**To do**
Scan the listing below for the word "kubectl" and copy every line that has it.

**Supplied records**
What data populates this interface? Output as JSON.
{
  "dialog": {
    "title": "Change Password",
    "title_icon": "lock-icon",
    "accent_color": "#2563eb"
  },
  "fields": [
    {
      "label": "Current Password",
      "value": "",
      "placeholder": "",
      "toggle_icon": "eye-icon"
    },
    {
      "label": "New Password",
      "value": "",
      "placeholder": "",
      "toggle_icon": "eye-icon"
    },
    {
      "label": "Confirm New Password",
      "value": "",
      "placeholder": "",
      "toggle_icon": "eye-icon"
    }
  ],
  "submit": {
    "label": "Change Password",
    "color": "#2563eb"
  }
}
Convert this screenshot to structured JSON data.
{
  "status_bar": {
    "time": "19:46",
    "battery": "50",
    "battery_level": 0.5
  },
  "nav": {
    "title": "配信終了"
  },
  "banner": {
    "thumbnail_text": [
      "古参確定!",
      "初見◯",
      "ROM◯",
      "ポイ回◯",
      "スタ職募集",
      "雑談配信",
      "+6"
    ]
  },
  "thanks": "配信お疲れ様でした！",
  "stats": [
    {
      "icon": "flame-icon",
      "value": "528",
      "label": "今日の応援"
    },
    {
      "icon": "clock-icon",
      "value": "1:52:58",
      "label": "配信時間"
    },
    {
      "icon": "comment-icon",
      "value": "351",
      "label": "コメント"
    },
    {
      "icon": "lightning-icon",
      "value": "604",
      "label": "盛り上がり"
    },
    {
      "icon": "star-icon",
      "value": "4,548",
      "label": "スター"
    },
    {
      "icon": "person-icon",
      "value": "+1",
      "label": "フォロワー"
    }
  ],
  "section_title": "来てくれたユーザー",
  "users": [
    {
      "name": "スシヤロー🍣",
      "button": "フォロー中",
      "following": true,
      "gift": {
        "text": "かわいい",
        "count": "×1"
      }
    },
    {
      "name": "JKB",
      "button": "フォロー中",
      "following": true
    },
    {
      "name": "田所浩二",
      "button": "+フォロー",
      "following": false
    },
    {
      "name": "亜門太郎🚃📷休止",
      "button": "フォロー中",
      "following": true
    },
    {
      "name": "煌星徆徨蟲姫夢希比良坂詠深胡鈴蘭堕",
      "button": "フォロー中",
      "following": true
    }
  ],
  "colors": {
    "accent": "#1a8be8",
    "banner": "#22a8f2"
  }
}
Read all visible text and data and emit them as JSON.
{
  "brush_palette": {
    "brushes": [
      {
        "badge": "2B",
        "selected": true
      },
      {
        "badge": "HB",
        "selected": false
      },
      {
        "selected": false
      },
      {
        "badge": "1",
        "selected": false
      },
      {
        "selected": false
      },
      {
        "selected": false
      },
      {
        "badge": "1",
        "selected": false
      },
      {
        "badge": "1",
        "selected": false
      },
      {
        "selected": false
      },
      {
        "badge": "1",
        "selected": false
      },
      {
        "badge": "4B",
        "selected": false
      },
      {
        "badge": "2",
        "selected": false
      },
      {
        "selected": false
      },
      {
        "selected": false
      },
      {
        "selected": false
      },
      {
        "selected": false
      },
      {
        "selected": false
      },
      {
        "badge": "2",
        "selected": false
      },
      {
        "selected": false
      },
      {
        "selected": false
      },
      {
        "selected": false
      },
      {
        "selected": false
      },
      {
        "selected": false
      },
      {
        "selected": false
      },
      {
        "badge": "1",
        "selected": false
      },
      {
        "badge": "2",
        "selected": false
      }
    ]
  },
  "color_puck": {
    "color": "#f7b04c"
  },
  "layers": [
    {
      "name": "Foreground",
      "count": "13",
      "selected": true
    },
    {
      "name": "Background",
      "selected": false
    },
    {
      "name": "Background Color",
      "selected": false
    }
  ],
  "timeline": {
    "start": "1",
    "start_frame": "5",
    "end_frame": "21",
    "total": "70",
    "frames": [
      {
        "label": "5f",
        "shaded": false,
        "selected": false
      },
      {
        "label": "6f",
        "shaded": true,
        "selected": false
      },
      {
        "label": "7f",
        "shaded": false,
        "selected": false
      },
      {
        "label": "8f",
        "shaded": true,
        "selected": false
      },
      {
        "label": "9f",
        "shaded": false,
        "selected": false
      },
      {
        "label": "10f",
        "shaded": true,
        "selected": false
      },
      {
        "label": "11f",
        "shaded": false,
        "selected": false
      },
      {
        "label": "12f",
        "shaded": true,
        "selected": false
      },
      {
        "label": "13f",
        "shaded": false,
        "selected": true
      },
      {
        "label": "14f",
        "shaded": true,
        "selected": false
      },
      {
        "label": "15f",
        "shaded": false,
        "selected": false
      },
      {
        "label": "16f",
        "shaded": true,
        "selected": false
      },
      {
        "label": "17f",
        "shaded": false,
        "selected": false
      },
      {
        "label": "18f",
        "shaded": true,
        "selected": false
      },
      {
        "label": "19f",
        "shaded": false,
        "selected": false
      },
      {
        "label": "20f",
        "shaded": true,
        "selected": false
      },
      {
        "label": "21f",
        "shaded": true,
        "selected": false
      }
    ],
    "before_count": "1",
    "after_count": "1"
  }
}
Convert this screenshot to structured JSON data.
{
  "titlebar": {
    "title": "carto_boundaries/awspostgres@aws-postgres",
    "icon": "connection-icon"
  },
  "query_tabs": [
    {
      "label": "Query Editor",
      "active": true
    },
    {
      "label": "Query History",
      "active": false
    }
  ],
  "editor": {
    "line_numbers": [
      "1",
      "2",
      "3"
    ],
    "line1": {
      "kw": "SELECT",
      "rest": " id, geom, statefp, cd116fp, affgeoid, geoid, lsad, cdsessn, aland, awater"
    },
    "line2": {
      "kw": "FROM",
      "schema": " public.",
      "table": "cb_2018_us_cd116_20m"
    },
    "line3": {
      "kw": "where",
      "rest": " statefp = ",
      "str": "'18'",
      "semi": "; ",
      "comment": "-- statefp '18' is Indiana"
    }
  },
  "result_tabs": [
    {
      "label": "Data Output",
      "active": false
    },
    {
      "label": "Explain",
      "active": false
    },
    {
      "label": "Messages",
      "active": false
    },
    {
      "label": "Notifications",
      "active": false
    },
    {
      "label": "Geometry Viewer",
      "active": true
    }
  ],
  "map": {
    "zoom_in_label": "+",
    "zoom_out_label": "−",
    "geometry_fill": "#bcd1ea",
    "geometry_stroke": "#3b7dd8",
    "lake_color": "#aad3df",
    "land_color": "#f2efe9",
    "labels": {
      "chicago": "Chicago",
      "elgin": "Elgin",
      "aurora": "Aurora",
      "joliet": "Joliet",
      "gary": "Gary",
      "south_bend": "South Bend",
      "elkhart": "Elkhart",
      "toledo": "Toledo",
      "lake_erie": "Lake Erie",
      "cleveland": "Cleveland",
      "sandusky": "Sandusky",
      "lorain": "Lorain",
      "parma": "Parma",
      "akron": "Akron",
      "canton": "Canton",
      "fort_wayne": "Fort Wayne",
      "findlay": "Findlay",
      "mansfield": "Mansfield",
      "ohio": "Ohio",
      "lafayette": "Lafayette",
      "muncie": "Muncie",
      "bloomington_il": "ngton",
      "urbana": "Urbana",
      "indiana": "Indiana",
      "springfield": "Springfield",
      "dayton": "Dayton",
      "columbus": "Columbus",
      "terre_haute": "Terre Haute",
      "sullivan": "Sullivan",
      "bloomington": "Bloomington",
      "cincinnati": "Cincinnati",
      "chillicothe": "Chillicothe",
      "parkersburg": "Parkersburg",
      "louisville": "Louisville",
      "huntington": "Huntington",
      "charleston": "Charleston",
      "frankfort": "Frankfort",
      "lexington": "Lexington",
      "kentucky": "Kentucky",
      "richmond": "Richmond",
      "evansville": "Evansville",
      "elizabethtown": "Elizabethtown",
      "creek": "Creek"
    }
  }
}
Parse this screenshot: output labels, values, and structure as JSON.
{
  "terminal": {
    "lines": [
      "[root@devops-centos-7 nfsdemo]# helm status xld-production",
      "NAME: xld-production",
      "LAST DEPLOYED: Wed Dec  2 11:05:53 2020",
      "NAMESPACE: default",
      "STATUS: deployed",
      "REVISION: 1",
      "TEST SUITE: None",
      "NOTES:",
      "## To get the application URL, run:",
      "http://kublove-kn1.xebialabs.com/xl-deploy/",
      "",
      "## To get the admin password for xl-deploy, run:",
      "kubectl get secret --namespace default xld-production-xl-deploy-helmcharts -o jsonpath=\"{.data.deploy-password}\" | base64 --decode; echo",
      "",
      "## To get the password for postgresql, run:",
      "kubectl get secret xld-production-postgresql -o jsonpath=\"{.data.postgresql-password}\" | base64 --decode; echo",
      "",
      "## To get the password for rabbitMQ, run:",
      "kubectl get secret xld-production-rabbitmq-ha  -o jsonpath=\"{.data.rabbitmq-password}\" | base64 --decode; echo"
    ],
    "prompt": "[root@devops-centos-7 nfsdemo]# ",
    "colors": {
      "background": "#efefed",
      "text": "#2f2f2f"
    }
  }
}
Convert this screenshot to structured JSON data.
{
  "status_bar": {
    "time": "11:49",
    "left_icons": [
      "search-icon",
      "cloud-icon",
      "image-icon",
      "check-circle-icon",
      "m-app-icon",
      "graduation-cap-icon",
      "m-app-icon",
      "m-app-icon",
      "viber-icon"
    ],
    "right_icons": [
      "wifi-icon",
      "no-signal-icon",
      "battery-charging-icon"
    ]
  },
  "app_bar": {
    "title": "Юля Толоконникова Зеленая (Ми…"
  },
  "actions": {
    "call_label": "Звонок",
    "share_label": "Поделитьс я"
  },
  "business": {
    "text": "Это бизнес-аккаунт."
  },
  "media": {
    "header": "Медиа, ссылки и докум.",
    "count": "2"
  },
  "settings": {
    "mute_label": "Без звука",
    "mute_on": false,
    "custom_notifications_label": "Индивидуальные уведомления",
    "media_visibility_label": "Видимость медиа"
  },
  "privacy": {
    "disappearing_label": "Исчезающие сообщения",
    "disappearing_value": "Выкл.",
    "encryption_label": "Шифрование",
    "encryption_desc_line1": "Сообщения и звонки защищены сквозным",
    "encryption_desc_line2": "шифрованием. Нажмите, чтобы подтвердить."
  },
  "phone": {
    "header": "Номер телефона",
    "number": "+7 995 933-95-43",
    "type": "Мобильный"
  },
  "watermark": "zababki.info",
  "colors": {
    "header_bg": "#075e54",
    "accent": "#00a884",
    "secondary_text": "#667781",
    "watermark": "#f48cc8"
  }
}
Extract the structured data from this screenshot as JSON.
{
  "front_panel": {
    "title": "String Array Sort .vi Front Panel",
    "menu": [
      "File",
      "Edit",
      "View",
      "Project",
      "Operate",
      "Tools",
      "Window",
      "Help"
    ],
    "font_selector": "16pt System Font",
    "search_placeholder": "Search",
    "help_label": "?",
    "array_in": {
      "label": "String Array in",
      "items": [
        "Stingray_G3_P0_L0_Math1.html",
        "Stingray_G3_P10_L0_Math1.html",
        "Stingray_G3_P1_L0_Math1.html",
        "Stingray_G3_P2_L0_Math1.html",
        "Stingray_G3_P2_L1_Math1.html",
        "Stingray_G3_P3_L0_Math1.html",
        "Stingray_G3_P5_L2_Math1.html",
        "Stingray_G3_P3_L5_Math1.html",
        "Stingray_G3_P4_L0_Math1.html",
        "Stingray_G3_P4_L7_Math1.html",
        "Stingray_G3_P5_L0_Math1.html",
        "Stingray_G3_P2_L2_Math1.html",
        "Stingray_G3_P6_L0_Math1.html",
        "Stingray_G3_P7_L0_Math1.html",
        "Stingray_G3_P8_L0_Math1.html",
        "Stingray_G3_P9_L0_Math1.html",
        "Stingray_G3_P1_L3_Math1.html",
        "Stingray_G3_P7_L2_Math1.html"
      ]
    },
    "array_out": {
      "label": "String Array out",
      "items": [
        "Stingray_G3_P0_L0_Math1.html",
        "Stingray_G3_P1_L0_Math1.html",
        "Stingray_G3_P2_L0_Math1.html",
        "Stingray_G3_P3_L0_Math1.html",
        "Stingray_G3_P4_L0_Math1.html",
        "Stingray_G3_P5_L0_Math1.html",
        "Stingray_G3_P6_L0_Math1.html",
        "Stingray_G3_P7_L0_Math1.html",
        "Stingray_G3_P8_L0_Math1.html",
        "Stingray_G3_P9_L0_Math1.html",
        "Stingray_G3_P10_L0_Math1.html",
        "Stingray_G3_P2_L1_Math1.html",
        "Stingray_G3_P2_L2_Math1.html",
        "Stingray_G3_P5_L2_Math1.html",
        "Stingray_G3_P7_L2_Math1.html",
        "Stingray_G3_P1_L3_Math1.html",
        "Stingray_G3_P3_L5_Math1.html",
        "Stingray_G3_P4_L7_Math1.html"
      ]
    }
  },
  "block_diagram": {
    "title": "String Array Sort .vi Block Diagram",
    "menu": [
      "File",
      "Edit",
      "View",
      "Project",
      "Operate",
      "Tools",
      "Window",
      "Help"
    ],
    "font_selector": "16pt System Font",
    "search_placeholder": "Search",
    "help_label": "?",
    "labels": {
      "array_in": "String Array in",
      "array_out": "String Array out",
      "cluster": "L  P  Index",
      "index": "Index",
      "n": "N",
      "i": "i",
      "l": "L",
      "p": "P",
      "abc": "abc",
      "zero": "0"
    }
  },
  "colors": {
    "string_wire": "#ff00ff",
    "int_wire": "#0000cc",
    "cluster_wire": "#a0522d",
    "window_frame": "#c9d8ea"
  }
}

**Your response**
      "kubectl get secret --namespace default xld-production-xl-deploy-helmcharts -o jsonpath=\"{.data.deploy-password}\" | base64 --decode; echo",
      "kubectl get secret xld-production-postgresql -o jsonpath=\"{.data.postgresql-password}\" | base64 --decode; echo",
      "kubectl get secret xld-production-rabbitmq-ha  -o jsonpath=\"{.data.rabbitmq-password}\" | base64 --decode; echo"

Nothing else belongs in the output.